The index’s annualized return is 17.26% inception to date, seen below against the S&P 500 and S&P 500 Healthcare indices.
Our Healthcare Index also has a healthy batting average of 56.25% over the last ten years. The win/loss ratio, however, sits at 1.22x—much lower than the Conviction Index—meaning the average gain from a winner outweighs the average detraction from a loser by a smaller magnitude.
This makes sense when analyzing the drawdown:
While showing attractive alpha, this index has a much higher volatility profile than the Conviction Index and relevant market benchmarks. That said, investors looking for the highest-octane stocks in healthcare may still find this index interesting, and perhaps would do well to couple it with a hedging index.
We’ve noticed early returns for 2019 are quite encouraging, especially since the index ended the year at a low of -7%. Effective changes at the position level enabled the index to bounce back to over 19% in January and stand over four times higher than the S&P 500 and S&P 1500 Healthcare Indices at the end of February.
Best ideas strategies based on conviction are growing in popularity, but 2018 suggests it’s not the only factor investors ought to be tracking if they’re interested in hedge funds. While conviction remains a safe long-term bet, the index is most powerful when considered in context with the other Cs and an ever-shifting landscape. Tracking hedge fund factors across multiple dimensions will, we believe, help allocators profit from the aggregate wisdom of the crowd and help managers discover an additional pool of ideas.

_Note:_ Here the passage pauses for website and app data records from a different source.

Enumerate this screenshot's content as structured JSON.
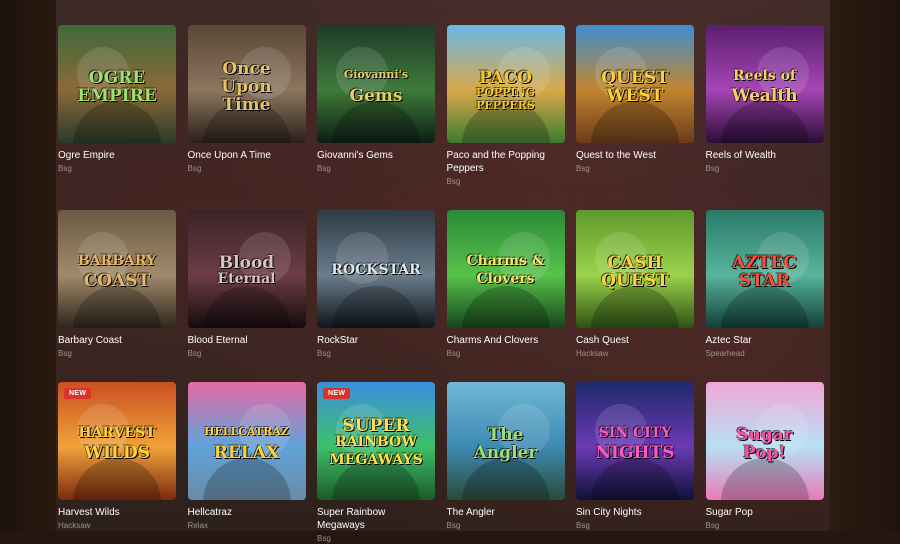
{
  "rows": [
    [
      {
        "title": "Ogre Empire",
        "provider": "Bsg",
        "art": [
          "OGRE",
          "EMPIRE"
        ],
        "colors": [
          "#3f6a3a",
          "#8b6a3a",
          "#2a3b28"
        ],
        "text_color": "#9fe070"
      },
      {
        "title": "Once Upon A Time",
        "provider": "Bsg",
        "art": [
          "Once",
          "Upon",
          "Time"
        ],
        "colors": [
          "#5b4736",
          "#8d7660",
          "#2b2019"
        ],
        "text_color": "#e5c36a"
      },
      {
        "title": "Giovanni's Gems",
        "provider": "Bsg",
        "art": [
          "Giovanni's",
          "Gems"
        ],
        "colors": [
          "#1e3b2a",
          "#3f7a3a",
          "#0e1e14"
        ],
        "text_color": "#e8cf6a"
      },
      {
        "title": "Paco and the Popping Peppers",
        "provider": "Bsg",
        "art": [
          "PACO",
          "POPPING PEPPERS"
        ],
        "colors": [
          "#6bb7e8",
          "#d8a94a",
          "#3e7a2f"
        ],
        "text_color": "#f4c531"
      },
      {
        "title": "Quest to the West",
        "provider": "Bsg",
        "art": [
          "QUEST",
          "WEST"
        ],
        "colors": [
          "#3f8fd0",
          "#c2852f",
          "#6a3b1a"
        ],
        "text_color": "#ffcf3a"
      },
      {
        "title": "Reels of Wealth",
        "provider": "Bsg",
        "art": [
          "Reels of",
          "Wealth"
        ],
        "colors": [
          "#5a1f6e",
          "#a645b5",
          "#2a0e35"
        ],
        "text_color": "#f2d36a"
      }
    ],
    [
      {
        "title": "Barbary Coast",
        "provider": "Bsg",
        "art": [
          "BARBARY",
          "COAST"
        ],
        "colors": [
          "#6b5a44",
          "#a08a6a",
          "#2f261c"
        ],
        "text_color": "#e7b56a"
      },
      {
        "title": "Blood Eternal",
        "provider": "Bsg",
        "art": [
          "Blood",
          "Eternal"
        ],
        "colors": [
          "#3a2327",
          "#6d3d45",
          "#140b0d"
        ],
        "text_color": "#d9c3c3"
      },
      {
        "title": "RockStar",
        "provider": "Bsg",
        "art": [
          "ROCKSTAR"
        ],
        "colors": [
          "#2e3a45",
          "#6a7d8c",
          "#10161b"
        ],
        "text_color": "#dfe6ea"
      },
      {
        "title": "Charms And Clovers",
        "provider": "Bsg",
        "art": [
          "Charms &",
          "Clovers"
        ],
        "colors": [
          "#2a8a38",
          "#58c24a",
          "#15461c"
        ],
        "text_color": "#f7e36a"
      },
      {
        "title": "Cash Quest",
        "provider": "Hacksaw",
        "art": [
          "CASH",
          "QUEST"
        ],
        "colors": [
          "#5e9a2e",
          "#9bd24a",
          "#2e5214"
        ],
        "text_color": "#ffd23a"
      },
      {
        "title": "Aztec Star",
        "provider": "Spearhead",
        "art": [
          "AZTEC",
          "STAR"
        ],
        "colors": [
          "#2a7a6a",
          "#58b49a",
          "#124037"
        ],
        "text_color": "#ff4b3a"
      }
    ],
    [
      {
        "title": "Harvest Wilds",
        "provider": "Hacksaw",
        "art": [
          "HARVEST",
          "WILDS"
        ],
        "colors": [
          "#c9501f",
          "#f0a23a",
          "#7a2a10"
        ],
        "text_color": "#ffd23a",
        "badge": "NEW"
      },
      {
        "title": "Hellcatraz",
        "provider": "Relax",
        "art": [
          "HELLCATRAZ",
          "RELAX"
        ],
        "colors": [
          "#e66aa8",
          "#5fa3d8",
          "#6a8aa8"
        ],
        "text_color": "#ffd23a"
      },
      {
        "title": "Super Rainbow Megaways",
        "provider": "Bsg",
        "art": [
          "SUPER",
          "RAINBOW",
          "MEGAWAYS"
        ],
        "colors": [
          "#3a8fe0",
          "#3ec06a",
          "#1c5a2a"
        ],
        "text_color": "#ffe04a",
        "badge": "NEW"
      },
      {
        "title": "The Angler",
        "provider": "Bsg",
        "art": [
          "The",
          "Angler"
        ],
        "colors": [
          "#6fb7d6",
          "#3d8ab2",
          "#2a4a3a"
        ],
        "text_color": "#9fe070"
      },
      {
        "title": "Sin City Nights",
        "provider": "Bsg",
        "art": [
          "SIN CITY",
          "NIGHTS"
        ],
        "colors": [
          "#1e2a6a",
          "#6a3ab5",
          "#0e1238"
        ],
        "text_color": "#ff5ab5"
      },
      {
        "title": "Sugar Pop",
        "provider": "Bsg",
        "art": [
          "Sugar",
          "Pop!"
        ],
        "colors": [
          "#f0a6d8",
          "#b6e0f4",
          "#e87ab8"
        ],
        "text_color": "#ff4fa8"
      }
    ]
  ]
}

Note: The Novus Conviction Index is not an investible product. In 2016, Novus entered into a data partnership with Barclays to develop an investable index family based on the Conviction Index. For further information please contact Barclays.